In a closed loop system, the ground-coupled heat exchanger takes the form of sealed high density polyethylene piping buried vertically or horizontally in the ground. In the case of vertical systems, a series of 4-in. to 6-in. diameter bore holes are made (typically using water well drilling equipment to attain depths of 150 to 300 feet), a loop of piping is inserted into each hole, the various loops are tied together by a manifold and then the holes are grouted and backfilled. For horizontal systems, similar piping loops are buried in horizontal trenches dug 4 to 6 feet deep, the piping is connected by headers, and the trenches backfilled. In both vertical and horizontal closed-loop systems, the water or water/nontoxic antifreeze mixture in these pipes remains within the pipes for the life of the system.

For purposes of describing system operation, let’s assume an open-loop system using two wells. The heating cycle begins when the ground water is pumped from the source well to a water-to-refrigerant heat exchanger (acting as an evaporator) on the geothermal heat pump. The tubes on the refrigerant side of the heat exchanger are filled with a liquid refrigerant at low temperature. As the liquid refrigerant flows through the heat exchanger, it absorbs heat from the ground water, and evaporates to form a cool gas (10° to 30°F cooler than the ground water). The water from the source well gives up heat as it flows through the heat exchanger, returning to the discharge well at a lower temperature.

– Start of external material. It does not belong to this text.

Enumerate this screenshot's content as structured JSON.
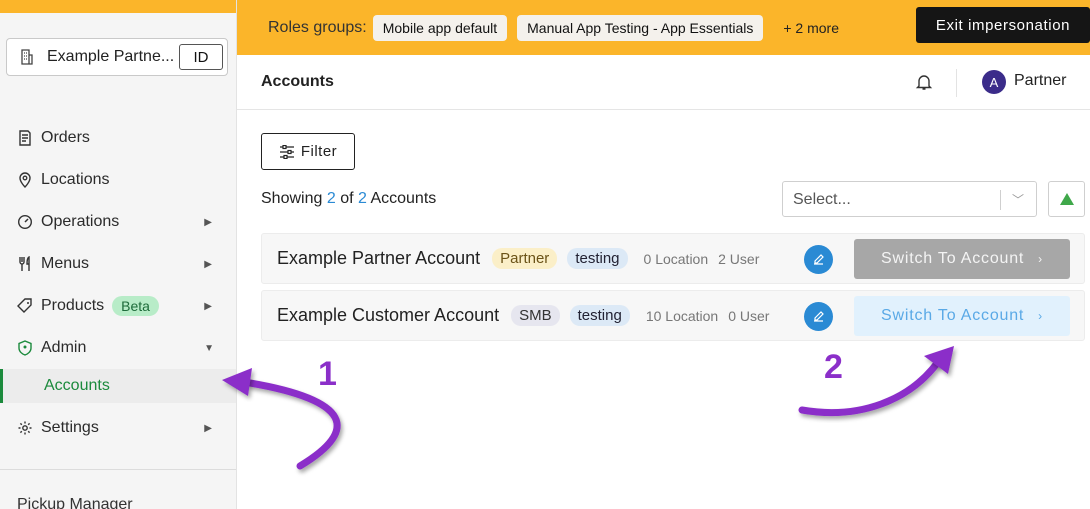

The gaseous refrigerant from the evaporator passes through tubing to a compressor, which compresses it, raising its temperature and pressure (to an average of 180°F and 245 pounds per square inch (psi) pressure for most models). The hot, compressed gas then flows to a refrigerant-to-air heat exchanger, which acts as a condenser in the heating mode. Here, air flowing across the condenser tubing absorbs heat from the refrigerant and carries it throughout the house. As it releases heat, the refrigerant condenses to form a liquid, which then flows through an expansion device that reduces its pressure and consequently lowers its temperature again. Finally, the refrigerant re-enters the evaporator and the cycle is repeated.

For home cooling, the above process is reversed. The compressor sends the hot, dense gas directly to the water-to-refrigerant heat exchanger (now acting as a condenser). The water from the source well absorbs heat from the refrigerant and flows back to the discharge well at a higher temperature. As it gives up heat to the water, the refrigerant cools and condenses into a liquid. The cool liquid refrigerant flows through an expansion device (usually an orifice or valve), which further lowers its temperature and pressure. The cold liquid refrigerant then flows to the air-to-refrigerant heat exchanger, which now acts as an evaporator. Air from the home’s interior flows across the evaporator tubing, giving up heat to the refrigerant inside the tubes. The cooler air is moved through the house via the duct work. The warmed refrigerant evaporates as it absorbs heat from the air, and then returns to the compressor to repeat the cycle.

Most of the geothermal heat pumps installed today may also be equipped to provide hot water for domestic needs. In fact, hot water can be provided free during summer months, by using waste heat extracted from the home interior. Even in winter, the geothermal heat pump system can supplement the hot water provided by the gas or electric water heater, reducing overall hot water costs by about 30% annually. All of this is accomplished with a small supplemental heat exchanger called a desuperheater.